J. Allen                 Field Assistant (Survey)

D. Hutton             Field Assistant (Survey)

F. Combe             Field Assistant (Survey)                   (also beaconing Qld.)

J. Combe              Field Assistant                                 (also beaconing Qld.)

W. Bannerman     Field Assistant                                 (also beaconing Qld.)

R. Francis             Field Assistant

C. Golya              Field Assistant

K. Snell                Field Assistant

J. Coles                Field Assistant WRE

E. Graefling          Field Assistant WRE

J. Driscoll              Field Assistant WRE


Reconnaissance Young Range - Well 35 WA


H.A. Johnson        Supervising Surveyor


Territory of Papua New Guinea, Triangulation and Measuring


H.A. Johnson        Supervising Surveyor

D.P. Cook             Resident Surveyor

R.A. Ford              Senior Technical Officer Grade 1

J. Allen                 Field Assistant (Survey)

D. Hutton             Field Assistant (Survey)

E. Burke              Field Assistant (Survey)                   (2/3 of period only)

R. Goldsworthy     Field Assistant (Survey)

L. Wilson              Field Assistant

D. Price                Field Assistant

J. Carlisle             Field Assistant

R. Francis             Field Assistant

A. Roelse              Surveyor Class 1                             (1/4 of period only)






Copy of H.A. Johnson’s original note (original in his distinctive pale-blue ink) accompanying transparencies (sample of paper print next page) showing his 1962 recon route (b in note) and survey route (c in note and marked in red paper print).






Additional Photos


HAJ crossing sandridge near Canning, 1962

HAJ tree-blaze

Colourful & distinctive HAJ tree-blaze

Usual HAJ tree-blaze near NMF 196

HAJ crossing sandridge near NMF 196, 1962

HAJ’s wheel-tracks in spinifex north of Well 41, 1962

Traversing, WA, 1964

Traversing, WA, 1964

Great Northern Highway, WA, 1964

Traversing, WA, 1964

Bombadier struggling on sandridge along Canning, WA

Tracks in the valley along the Canning, WA, 1964

Traversing down the Canning, WA, 1964

Traversing down the Canning, WA, 1964

Traversing down the Canning, WA, 1964

Observing tower, Qld

The following photographs are courtesy Kevin Snell who was the mechanic for the Bombardiers

Broome 1964, Bombardiers’ J5 on trailer behind Bedford - their trailer on Bedford’s tray under canopy - Bob Driscoll in frame

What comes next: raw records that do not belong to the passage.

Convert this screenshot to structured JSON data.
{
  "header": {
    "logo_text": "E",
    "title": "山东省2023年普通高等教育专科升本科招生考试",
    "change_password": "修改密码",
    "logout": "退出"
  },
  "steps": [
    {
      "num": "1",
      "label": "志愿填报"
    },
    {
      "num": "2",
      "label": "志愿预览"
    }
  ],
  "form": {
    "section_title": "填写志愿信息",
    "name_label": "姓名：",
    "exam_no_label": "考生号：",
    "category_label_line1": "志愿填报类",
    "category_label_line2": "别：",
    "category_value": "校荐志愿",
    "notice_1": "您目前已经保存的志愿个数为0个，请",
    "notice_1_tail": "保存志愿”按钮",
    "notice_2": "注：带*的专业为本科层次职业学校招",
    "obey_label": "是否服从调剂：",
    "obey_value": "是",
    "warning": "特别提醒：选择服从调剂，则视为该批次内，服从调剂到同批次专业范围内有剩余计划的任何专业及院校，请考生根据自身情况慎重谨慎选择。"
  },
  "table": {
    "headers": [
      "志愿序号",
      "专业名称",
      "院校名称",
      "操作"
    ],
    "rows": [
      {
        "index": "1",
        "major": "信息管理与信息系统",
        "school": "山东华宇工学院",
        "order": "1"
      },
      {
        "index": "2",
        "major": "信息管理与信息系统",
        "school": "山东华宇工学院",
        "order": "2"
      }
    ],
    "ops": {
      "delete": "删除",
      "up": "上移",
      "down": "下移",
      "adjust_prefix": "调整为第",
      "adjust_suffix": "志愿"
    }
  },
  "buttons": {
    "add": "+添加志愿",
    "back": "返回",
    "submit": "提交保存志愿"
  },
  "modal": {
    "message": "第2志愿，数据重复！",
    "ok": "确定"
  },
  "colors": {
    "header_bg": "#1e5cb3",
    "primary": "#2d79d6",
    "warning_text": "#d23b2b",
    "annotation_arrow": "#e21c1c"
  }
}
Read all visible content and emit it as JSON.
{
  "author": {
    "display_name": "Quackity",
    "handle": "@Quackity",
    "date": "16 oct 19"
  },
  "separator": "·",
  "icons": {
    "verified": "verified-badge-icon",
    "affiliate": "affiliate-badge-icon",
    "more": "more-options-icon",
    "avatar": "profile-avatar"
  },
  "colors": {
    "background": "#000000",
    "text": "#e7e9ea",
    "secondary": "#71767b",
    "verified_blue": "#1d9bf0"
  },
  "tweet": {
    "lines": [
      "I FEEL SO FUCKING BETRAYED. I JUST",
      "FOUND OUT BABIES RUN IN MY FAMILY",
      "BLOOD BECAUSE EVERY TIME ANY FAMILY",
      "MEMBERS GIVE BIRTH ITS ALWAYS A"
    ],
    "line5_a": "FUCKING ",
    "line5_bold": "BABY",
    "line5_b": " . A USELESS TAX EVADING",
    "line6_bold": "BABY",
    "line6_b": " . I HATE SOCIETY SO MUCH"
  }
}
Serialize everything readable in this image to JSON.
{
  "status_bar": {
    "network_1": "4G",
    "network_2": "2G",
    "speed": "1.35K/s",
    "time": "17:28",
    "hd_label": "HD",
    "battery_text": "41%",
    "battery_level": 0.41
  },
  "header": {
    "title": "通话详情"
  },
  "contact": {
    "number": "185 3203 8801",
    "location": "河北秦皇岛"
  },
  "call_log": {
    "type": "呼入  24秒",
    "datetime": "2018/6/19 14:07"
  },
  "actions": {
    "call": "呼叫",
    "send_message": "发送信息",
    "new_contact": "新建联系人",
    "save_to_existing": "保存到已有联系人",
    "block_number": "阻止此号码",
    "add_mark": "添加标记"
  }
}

Around Minnie Range – Bombardiers being taken south to Well 45

Bombardiers being unloaded and underway at Well on CSR

Bombardiers and support vehicle

Moyle’s track around Crown Head and Mt Ford - 1964

Mt Ford (after Natmap’s Reg Ford) and trig from enlargement of frame – 1964 – unique pictures

Rocket recovery for WRE - Goldsworthy & Sutherland with Snell in ZSU115

Rocket recovery for WRE - Goldsworthy & Sutherland at CSR Well 35

Rocket recovery for WRE - at CSR Well 35

WRE letter of appreciation